#### WORK INSTRUCTION:
Give the data back exactly. Leave out any images.

#### RECORDS TO USE:
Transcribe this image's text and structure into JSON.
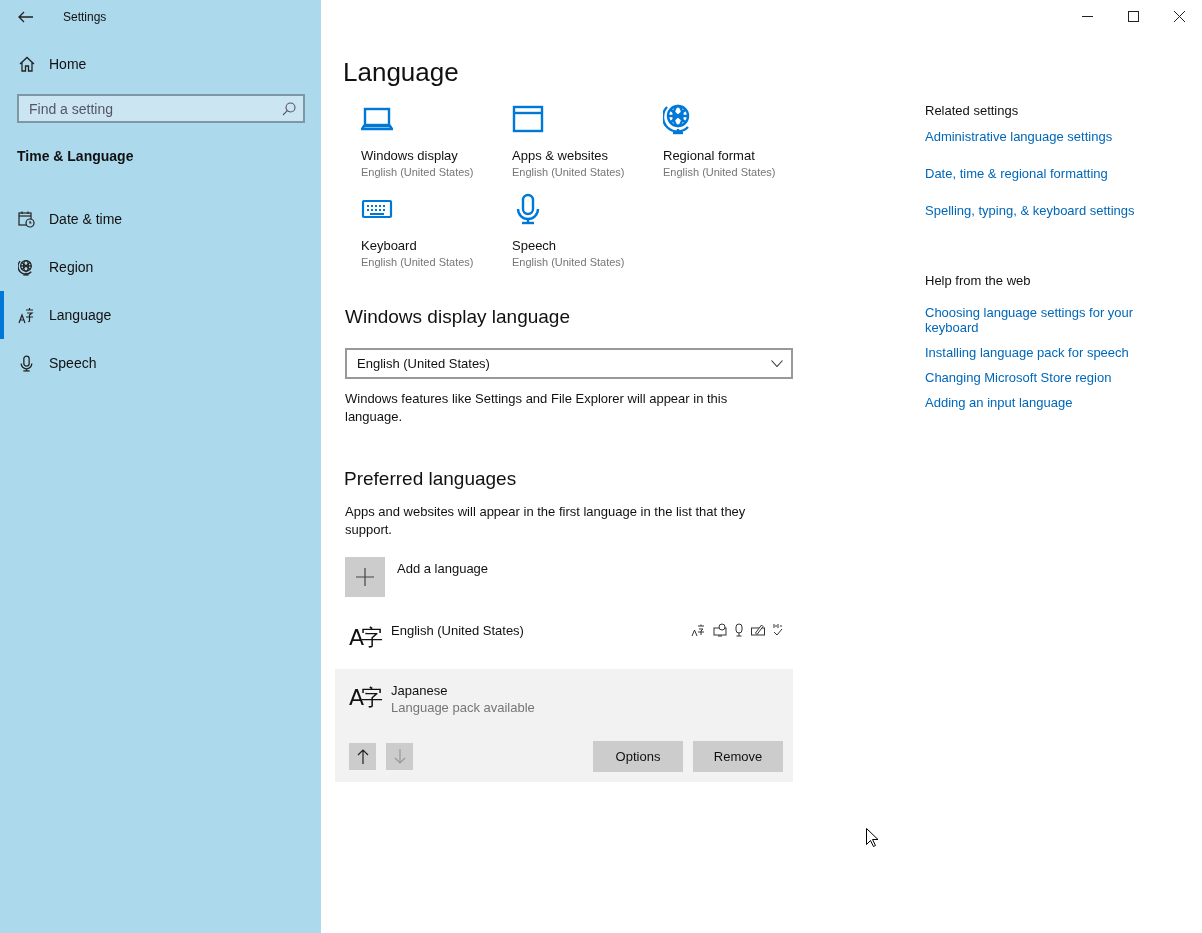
{
  "window": {
    "title": "Settings"
  },
  "sidebar": {
    "home": "Home",
    "search": {
      "placeholder": "Find a setting"
    },
    "section": "Time & Language",
    "items": [
      {
        "label": "Date & time",
        "kind": "calendar",
        "selected": false
      },
      {
        "label": "Region",
        "kind": "globe",
        "selected": false
      },
      {
        "label": "Language",
        "kind": "language",
        "selected": true
      },
      {
        "label": "Speech",
        "kind": "mic",
        "selected": false
      }
    ]
  },
  "page": {
    "title": "Language",
    "tiles": [
      {
        "kind": "laptop",
        "label": "Windows display",
        "value": "English (United States)"
      },
      {
        "kind": "window",
        "label": "Apps & websites",
        "value": "English (United States)"
      },
      {
        "kind": "globe",
        "label": "Regional format",
        "value": "English (United States)"
      },
      {
        "kind": "keyboard",
        "label": "Keyboard",
        "value": "English (United States)"
      },
      {
        "kind": "mic",
        "label": "Speech",
        "value": "English (United States)"
      }
    ],
    "display_language": {
      "heading": "Windows display language",
      "value": "English (United States)",
      "note": "Windows features like Settings and File Explorer will appear in this language."
    },
    "preferred": {
      "heading": "Preferred languages",
      "note": "Apps and websites will appear in the first language in the list that they support.",
      "add": "Add a language",
      "languages": [
        {
          "glyph": "A字",
          "name": "English (United States)",
          "features": true,
          "selected": false
        },
        {
          "glyph": "A字",
          "name": "Japanese",
          "status": "Language pack available",
          "features": false,
          "selected": true
        }
      ],
      "move_up": {
        "disabled": false
      },
      "move_down": {
        "disabled": true
      },
      "buttons": [
        "Options",
        "Remove"
      ]
    }
  },
  "related": {
    "heading": "Related settings",
    "links": [
      "Administrative language settings",
      "Date, time & regional formatting",
      "Spelling, typing, & keyboard settings"
    ]
  },
  "help": {
    "heading": "Help from the web",
    "links": [
      "Choosing language settings for your keyboard",
      "Installing language pack for speech",
      "Changing Microsoft Store region",
      "Adding an input language"
    ]
  }
}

#### PROBLEM SOLUTION:
Transcribe this image's text and structure into JSON.
{
  "window": {
    "title": "Settings"
  },
  "sidebar": {
    "home": "Home",
    "search": {
      "placeholder": "Find a setting"
    },
    "section": "Time & Language",
    "items": [
      {
        "label": "Date & time",
        "kind": "calendar",
        "selected": false
      },
      {
        "label": "Region",
        "kind": "globe",
        "selected": false
      },
      {
        "label": "Language",
        "kind": "language",
        "selected": true
      },
      {
        "label": "Speech",
        "kind": "mic",
        "selected": false
      }
    ]
  },
  "page": {
    "title": "Language",
    "tiles": [
      {
        "kind": "laptop",
        "label": "Windows display",
        "value": "English (United States)"
      },
      {
        "kind": "window",
        "label": "Apps & websites",
        "value": "English (United States)"
      },
      {
        "kind": "globe",
        "label": "Regional format",
        "value": "English (United States)"
      },
      {
        "kind": "keyboard",
        "label": "Keyboard",
        "value": "English (United States)"
      },
      {
        "kind": "mic",
        "label": "Speech",
        "value": "English (United States)"
      }
    ],
    "display_language": {
      "heading": "Windows display language",
      "value": "English (United States)",
      "note": "Windows features like Settings and File Explorer will appear in this language."
    },
    "preferred": {
      "heading": "Preferred languages",
      "note": "Apps and websites will appear in the first language in the list that they support.",
      "add": "Add a language",
      "languages": [
        {
          "glyph": "A字",
          "name": "English (United States)",
          "features": true,
          "selected": false
        },
        {
          "glyph": "A字",
          "name": "Japanese",
          "status": "Language pack available",
          "features": false,
          "selected": true
        }
      ],
      "move_up": {
        "disabled": false
      },
      "move_down": {
        "disabled": true
      },
      "buttons": [
        "Options",
        "Remove"
      ]
    }
  },
  "related": {
    "heading": "Related settings",
    "links": [
      "Administrative language settings",
      "Date, time & regional formatting",
      "Spelling, typing, & keyboard settings"
    ]
  },
  "help": {
    "heading": "Help from the web",
    "links": [
      "Choosing language settings for your keyboard",
      "Installing language pack for speech",
      "Changing Microsoft Store region",
      "Adding an input language"
    ]
  }
}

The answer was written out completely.